In this chapter, the devices discussed in Chapter 2 are benchmarked against performance targets set by the International Technology Roadmap for Semiconductors (ITRS), as well as against more conventional ultra-thin body (UTB), gate-all-around (GAA), junctionless accumulation mode (JAM) devices, and thin-film transistors.
The chapter begins with a short introduction to the scaling potential of the various devices used in the benchmarking discussion. The benchmarking metrics are then introduced, followed by the benchmarking results, discussion, and conclusions.
Scaling potential of alternative device structures
High electron mobility transistors (HEMT)
The high electron mobility transistor, or HEMT, increases device mobility by separating charge carriers from the ionized dopant atoms, thus reducing ionized impurity scattering. This is accomplished by confining carriers in an undoped quantum well.

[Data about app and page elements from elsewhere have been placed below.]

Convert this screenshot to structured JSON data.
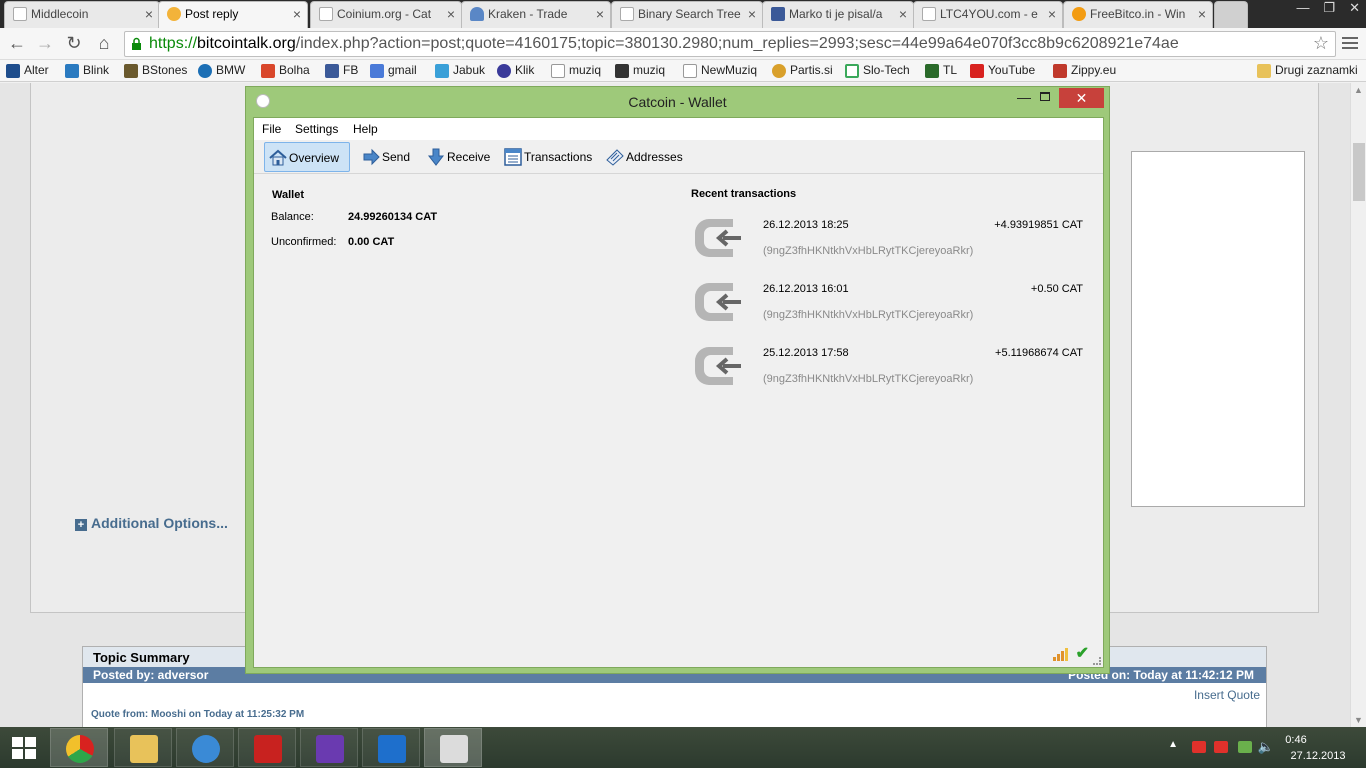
{
  "browser": {
    "tabs": [
      {
        "label": "Middlecoin",
        "color": "#ffffff"
      },
      {
        "label": "Post reply",
        "color": "#f3b33a"
      },
      {
        "label": "Coinium.org - Cat",
        "color": "#ffffff"
      },
      {
        "label": "Kraken - Trade",
        "color": "#5a87c6"
      },
      {
        "label": "Binary Search Tree",
        "color": "#ffffff"
      },
      {
        "label": "Marko ti je pisal/a",
        "color": "#3b5998"
      },
      {
        "label": "LTC4YOU.com - e",
        "color": "#ffffff"
      },
      {
        "label": "FreeBitco.in - Win",
        "color": "#f39c12"
      }
    ],
    "url_scheme": "https://",
    "url_host": "bitcointalk.org",
    "url_rest": "/index.php?action=post;quote=4160175;topic=380130.2980;num_replies=2993;sesc=44e99a64e070f3cc8b9c6208921e74ae",
    "bookmarks": [
      {
        "label": "Alter",
        "color": "#1e4d8c"
      },
      {
        "label": "Blink",
        "color": "#2a7ac0"
      },
      {
        "label": "BStones",
        "color": "#6b5a2e"
      },
      {
        "label": "BMW",
        "color": "#1c6fb5"
      },
      {
        "label": "Bolha",
        "color": "#d9472b"
      },
      {
        "label": "FB",
        "color": "#3b5998"
      },
      {
        "label": "gmail",
        "color": "#4a7ad8"
      },
      {
        "label": "Jabuk",
        "color": "#3aa0d8"
      },
      {
        "label": "Klik",
        "color": "#3a3a9a"
      },
      {
        "label": "muziq",
        "color": "#ffffff"
      },
      {
        "label": "muziq",
        "color": "#333333"
      },
      {
        "label": "NewMuziq",
        "color": "#ffffff"
      },
      {
        "label": "Partis.si",
        "color": "#d9a02b"
      },
      {
        "label": "Slo-Tech",
        "color": "#3aa85a"
      },
      {
        "label": "TL",
        "color": "#2a6a2a"
      },
      {
        "label": "YouTube",
        "color": "#d8221f"
      },
      {
        "label": "Zippy.eu",
        "color": "#c0392b"
      }
    ],
    "other_bookmarks": "Drugi zaznamki"
  },
  "page": {
    "additional_options": "Additional Options...",
    "topic_summary": "Topic Summary",
    "posted_by": "Posted by: adversor",
    "posted_on": "Posted on: Today at 11:42:12 PM",
    "insert_quote": "Insert Quote",
    "quote_from": "Quote from: Mooshi on Today at 11:25:32 PM"
  },
  "wallet": {
    "title": "Catcoin - Wallet",
    "menu": [
      "File",
      "Settings",
      "Help"
    ],
    "toolbar": [
      {
        "label": "Overview",
        "icon": "home-icon",
        "active": true
      },
      {
        "label": "Send",
        "icon": "send-arrow-icon",
        "active": false
      },
      {
        "label": "Receive",
        "icon": "receive-arrow-icon",
        "active": false
      },
      {
        "label": "Transactions",
        "icon": "list-icon",
        "active": false
      },
      {
        "label": "Addresses",
        "icon": "addressbook-icon",
        "active": false
      }
    ],
    "overview": {
      "heading": "Wallet",
      "balance_label": "Balance:",
      "balance_value": "24.99260134 CAT",
      "unconfirmed_label": "Unconfirmed:",
      "unconfirmed_value": "0.00 CAT"
    },
    "recent_heading": "Recent transactions",
    "transactions": [
      {
        "date": "26.12.2013 18:25",
        "amount": "+4.93919851 CAT",
        "address": "(9ngZ3fhHKNtkhVxHbLRytTKCjereyoaRkr)"
      },
      {
        "date": "26.12.2013 16:01",
        "amount": "+0.50 CAT",
        "address": "(9ngZ3fhHKNtkhVxHbLRytTKCjereyoaRkr)"
      },
      {
        "date": "25.12.2013 17:58",
        "amount": "+5.11968674 CAT",
        "address": "(9ngZ3fhHKNtkhVxHbLRytTKCjereyoaRkr)"
      }
    ]
  },
  "taskbar": {
    "time": "0:46",
    "date": "27.12.2013",
    "apps": [
      {
        "name": "chrome",
        "color": "#e0a52a"
      },
      {
        "name": "file-explorer",
        "color": "#e8c25a"
      },
      {
        "name": "bluestacks",
        "color": "#3a8ad6"
      },
      {
        "name": "acrobat",
        "color": "#c8221f"
      },
      {
        "name": "visual-studio",
        "color": "#6a3ab0"
      },
      {
        "name": "teamviewer",
        "color": "#1e6fcc"
      },
      {
        "name": "catcoin-wallet",
        "color": "#dcdcdc"
      }
    ]
  }
}
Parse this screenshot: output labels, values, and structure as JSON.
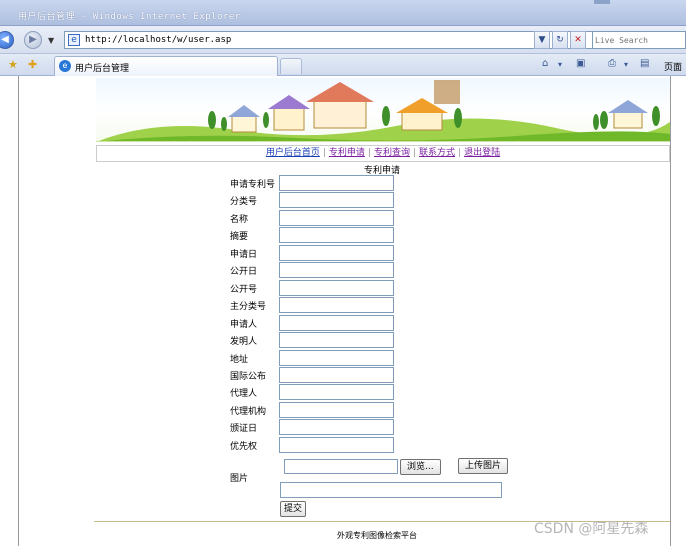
{
  "window": {
    "title": "用户后台管理 - Windows Internet Explorer"
  },
  "address_bar": {
    "url": "http://localhost/w/user.asp",
    "search_placeholder": "Live Search"
  },
  "tabs": [
    {
      "label": "用户后台管理"
    }
  ],
  "command_bar": {
    "page_label": "页面"
  },
  "nav_links": [
    "用户后台首页",
    "专利申请",
    "专利查询",
    "联系方式",
    "退出登陆"
  ],
  "form": {
    "title": "专利申请",
    "fields": [
      {
        "label": "申请专利号",
        "value": ""
      },
      {
        "label": "分类号",
        "value": ""
      },
      {
        "label": "名称",
        "value": ""
      },
      {
        "label": "摘要",
        "value": ""
      },
      {
        "label": "申请日",
        "value": ""
      },
      {
        "label": "公开日",
        "value": ""
      },
      {
        "label": "公开号",
        "value": ""
      },
      {
        "label": "主分类号",
        "value": ""
      },
      {
        "label": "申请人",
        "value": ""
      },
      {
        "label": "发明人",
        "value": ""
      },
      {
        "label": "地址",
        "value": ""
      },
      {
        "label": "国际公布",
        "value": ""
      },
      {
        "label": "代理人",
        "value": ""
      },
      {
        "label": "代理机构",
        "value": ""
      },
      {
        "label": "颁证日",
        "value": ""
      },
      {
        "label": "优先权",
        "value": ""
      }
    ],
    "image_label": "图片",
    "browse_button": "浏览...",
    "upload_button": "上传图片",
    "submit_button": "提交"
  },
  "footer": {
    "text": "外观专利图像检索平台"
  },
  "watermark": "CSDN @阿星先森"
}
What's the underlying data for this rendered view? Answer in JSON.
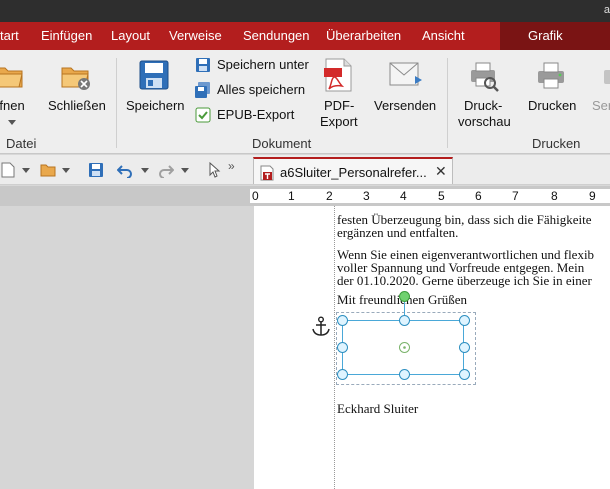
{
  "window": {
    "title_fragment": "a"
  },
  "menu": {
    "tabs": [
      {
        "label": "tart"
      },
      {
        "label": "Einfügen"
      },
      {
        "label": "Layout"
      },
      {
        "label": "Verweise"
      },
      {
        "label": "Sendungen"
      },
      {
        "label": "Überarbeiten"
      },
      {
        "label": "Ansicht"
      },
      {
        "label": "Grafik"
      }
    ]
  },
  "ribbon": {
    "datei": {
      "label": "Datei",
      "open": "ffnen",
      "close": "Schließen"
    },
    "dokument": {
      "label": "Dokument",
      "save": "Speichern",
      "save_as": "Speichern unter",
      "save_all": "Alles speichern",
      "epub": "EPUB-Export",
      "pdf_line1": "PDF-",
      "pdf_line2": "Export",
      "send": "Versenden"
    },
    "drucken": {
      "label": "Drucken",
      "preview_line1": "Druck-",
      "preview_line2": "vorschau",
      "print": "Drucken",
      "cut_label": "Ser"
    }
  },
  "document_tab": {
    "name": "a6Sluiter_Personalrefer...",
    "close": "✕"
  },
  "ruler": {
    "numbers": [
      "0",
      "1",
      "2",
      "3",
      "4",
      "5",
      "6",
      "7",
      "8",
      "9"
    ]
  },
  "document": {
    "lines": [
      "festen Überzeugung bin, dass sich die Fähigkeite",
      "ergänzen und entfalten.",
      "Wenn Sie einen eigenverantwortlichen und flexib",
      "voller Spannung und Vorfreude entgegen. Mein",
      "der 01.10.2020. Gerne überzeuge ich Sie in einer",
      "Mit freundlichen Grüßen",
      "Eckhard Sluiter"
    ]
  },
  "colors": {
    "accent": "#b31e1e",
    "selection": "#4aa8d8",
    "rotate_handle": "#6fd16f"
  }
}
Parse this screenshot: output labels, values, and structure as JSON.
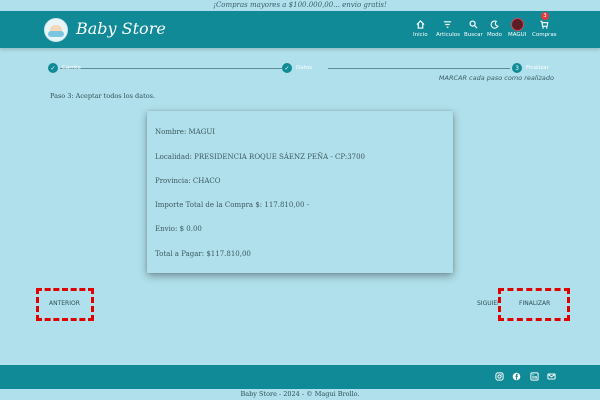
{
  "promo": "¡Compras mayores a $100.000,00... envio gratis!",
  "brand": "Baby Store",
  "nav": {
    "home": "Inicio",
    "articles": "Articulos",
    "search": "Buscar",
    "mode": "Modo",
    "user": "MAGUI",
    "cart": "Compras",
    "cart_count": "3"
  },
  "steps": {
    "items": [
      {
        "label": "Carrito",
        "marker": "✓"
      },
      {
        "label": "Datos",
        "marker": "✓"
      },
      {
        "label": "Finalizar",
        "marker": "3"
      }
    ],
    "note": "MARCAR cada paso como realizado"
  },
  "instructions": "Paso 3: Aceptar todos los datos.",
  "summary": {
    "name": "Nombre: MAGUI",
    "locality": "Localidad: PRESIDENCIA ROQUE SÁENZ PEÑA - CP:3700",
    "province": "Provincia: CHACO",
    "total_purchase": "Importe Total de la Compra $: 117.810,00 -",
    "shipping": "Envio: $ 0.00",
    "total_to_pay": "Total a Pagar: $117.810,00"
  },
  "buttons": {
    "previous": "ANTERIOR",
    "next": "SIGUIENTE",
    "finish": "FINALIZAR"
  },
  "footer": {
    "copyright": "Baby Store - 2024 - © Magui Brollo."
  },
  "colors": {
    "primary": "#0f8a96",
    "background": "#b0e0eb",
    "highlight": "#e00000"
  }
}
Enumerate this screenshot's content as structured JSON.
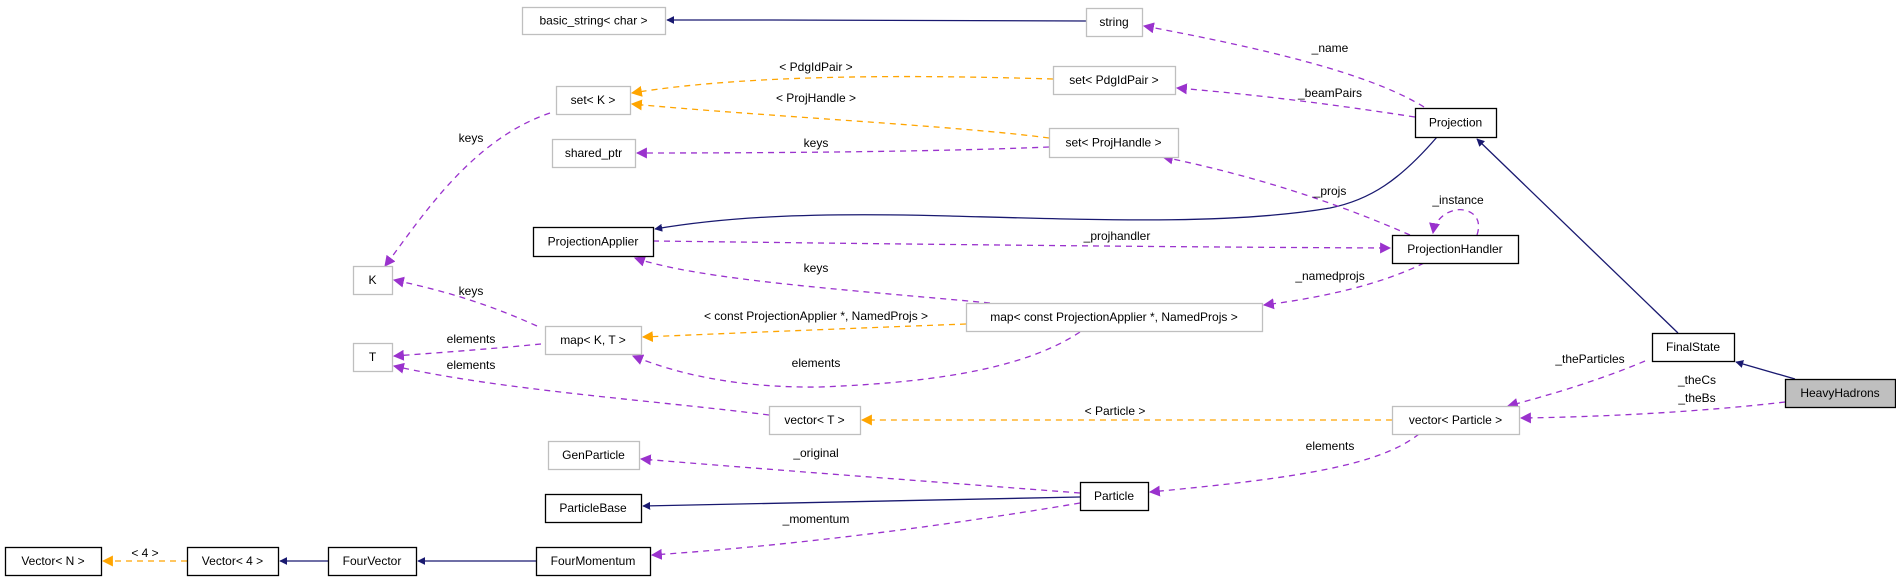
{
  "colors": {
    "inheritance": "#191970",
    "usage": "#9a32cd",
    "template": "#ffa500",
    "documented_border": "#000000",
    "undocumented_border": "#bfbfbf",
    "highlight_fill": "#bfbfbf"
  },
  "nodes": [
    {
      "id": "basic_string",
      "label": "basic_string< char >",
      "kind": "undocumented"
    },
    {
      "id": "string",
      "label": "string",
      "kind": "undocumented"
    },
    {
      "id": "set_k",
      "label": "set< K >",
      "kind": "undocumented"
    },
    {
      "id": "set_pdg",
      "label": "set< PdgIdPair >",
      "kind": "undocumented"
    },
    {
      "id": "set_proj",
      "label": "set< ProjHandle >",
      "kind": "undocumented"
    },
    {
      "id": "shared_ptr",
      "label": "shared_ptr",
      "kind": "undocumented"
    },
    {
      "id": "projection",
      "label": "Projection",
      "kind": "documented"
    },
    {
      "id": "proj_applier",
      "label": "ProjectionApplier",
      "kind": "documented"
    },
    {
      "id": "proj_handler",
      "label": "ProjectionHandler",
      "kind": "documented"
    },
    {
      "id": "k",
      "label": "K",
      "kind": "undocumented"
    },
    {
      "id": "t",
      "label": "T",
      "kind": "undocumented"
    },
    {
      "id": "map_kt",
      "label": "map< K, T >",
      "kind": "undocumented"
    },
    {
      "id": "map_const",
      "label": "map< const ProjectionApplier *, NamedProjs >",
      "kind": "undocumented"
    },
    {
      "id": "vector_t",
      "label": "vector< T >",
      "kind": "undocumented"
    },
    {
      "id": "vector_particle",
      "label": "vector< Particle >",
      "kind": "undocumented"
    },
    {
      "id": "final_state",
      "label": "FinalState",
      "kind": "documented"
    },
    {
      "id": "heavy_hadrons",
      "label": "HeavyHadrons",
      "kind": "highlight"
    },
    {
      "id": "gen_particle",
      "label": "GenParticle",
      "kind": "undocumented"
    },
    {
      "id": "particle_base",
      "label": "ParticleBase",
      "kind": "documented"
    },
    {
      "id": "particle",
      "label": "Particle",
      "kind": "documented"
    },
    {
      "id": "vector_n",
      "label": "Vector< N >",
      "kind": "documented"
    },
    {
      "id": "vector_4",
      "label": "Vector< 4 >",
      "kind": "documented"
    },
    {
      "id": "four_vector",
      "label": "FourVector",
      "kind": "documented"
    },
    {
      "id": "four_momentum",
      "label": "FourMomentum",
      "kind": "documented"
    }
  ],
  "edges": [
    {
      "from": "string",
      "to": "basic_string",
      "type": "inheritance",
      "labels": []
    },
    {
      "from": "projection",
      "to": "proj_applier",
      "type": "inheritance",
      "labels": []
    },
    {
      "from": "final_state",
      "to": "projection",
      "type": "inheritance",
      "labels": []
    },
    {
      "from": "heavy_hadrons",
      "to": "final_state",
      "type": "inheritance",
      "labels": []
    },
    {
      "from": "particle",
      "to": "particle_base",
      "type": "inheritance",
      "labels": []
    },
    {
      "from": "four_momentum",
      "to": "four_vector",
      "type": "inheritance",
      "labels": []
    },
    {
      "from": "four_vector",
      "to": "vector_4",
      "type": "inheritance",
      "labels": []
    },
    {
      "from": "set_pdg",
      "to": "set_k",
      "type": "template",
      "labels": [
        "< PdgIdPair >"
      ]
    },
    {
      "from": "set_proj",
      "to": "set_k",
      "type": "template",
      "labels": [
        "< ProjHandle >"
      ]
    },
    {
      "from": "map_const",
      "to": "map_kt",
      "type": "template",
      "labels": [
        "< const ProjectionApplier *, NamedProjs >"
      ]
    },
    {
      "from": "vector_particle",
      "to": "vector_t",
      "type": "template",
      "labels": [
        "< Particle >"
      ]
    },
    {
      "from": "vector_4",
      "to": "vector_n",
      "type": "template",
      "labels": [
        "< 4 >"
      ]
    },
    {
      "from": "projection",
      "to": "string",
      "type": "usage",
      "labels": [
        "_name"
      ]
    },
    {
      "from": "projection",
      "to": "set_pdg",
      "type": "usage",
      "labels": [
        "_beamPairs"
      ]
    },
    {
      "from": "set_proj",
      "to": "shared_ptr",
      "type": "usage",
      "labels": [
        "keys"
      ]
    },
    {
      "from": "set_k",
      "to": "k",
      "type": "usage",
      "labels": [
        "keys"
      ]
    },
    {
      "from": "proj_handler",
      "to": "set_proj",
      "type": "usage",
      "labels": [
        "_projs"
      ]
    },
    {
      "from": "proj_handler",
      "to": "proj_handler",
      "type": "usage",
      "labels": [
        "_instance"
      ]
    },
    {
      "from": "proj_applier",
      "to": "proj_handler",
      "type": "usage",
      "labels": [
        "_projhandler"
      ]
    },
    {
      "from": "proj_handler",
      "to": "map_const",
      "type": "usage",
      "labels": [
        "_namedprojs"
      ]
    },
    {
      "from": "map_const",
      "to": "proj_applier",
      "type": "usage",
      "labels": [
        "keys"
      ]
    },
    {
      "from": "map_kt",
      "to": "k",
      "type": "usage",
      "labels": [
        "keys"
      ]
    },
    {
      "from": "map_kt",
      "to": "t",
      "type": "usage",
      "labels": [
        "elements"
      ]
    },
    {
      "from": "map_const",
      "to": "map_kt",
      "type": "usage",
      "labels": [
        "elements"
      ]
    },
    {
      "from": "vector_t",
      "to": "t",
      "type": "usage",
      "labels": [
        "elements"
      ]
    },
    {
      "from": "final_state",
      "to": "vector_particle",
      "type": "usage",
      "labels": [
        "_theParticles"
      ]
    },
    {
      "from": "heavy_hadrons",
      "to": "vector_particle",
      "type": "usage",
      "labels": [
        "_theCs",
        "_theBs"
      ]
    },
    {
      "from": "vector_particle",
      "to": "particle",
      "type": "usage",
      "labels": [
        "elements"
      ]
    },
    {
      "from": "particle",
      "to": "gen_particle",
      "type": "usage",
      "labels": [
        "_original"
      ]
    },
    {
      "from": "particle",
      "to": "four_momentum",
      "type": "usage",
      "labels": [
        "_momentum"
      ]
    }
  ]
}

Several groups have addressed the dimensional scaling of HEMTs [1–4]. Using electron beam lithography and multiple etch steps, Waldron et al. showed that it is possible to reduce a HEMT down to 30 nm gate-to-contact spacing, but it is difficult to make the gate length small without improvements to the etch processes . Kharche et al. found that InAs is projected to scale well, as quantum well width scaling brings improvements in Ion/Ioff due to lower Ioff . The reduced well width brings the electron peak closer to the gate, allowing for better gate control. Oh and Wong showed that if issues with gate leakage and process integration at small gate lengths can be solved (along with finding a symmetric p-type device), HEMT devices can have lower delay or lower energy-delay product (EDP) . However, others, including Skotnicki and Boeuf, have shown that when drain-induced barrier lowering (DIBL) and sub-threshold swing (S) are included in an effective current metric, strained silicon performs better than III-V HEMTs .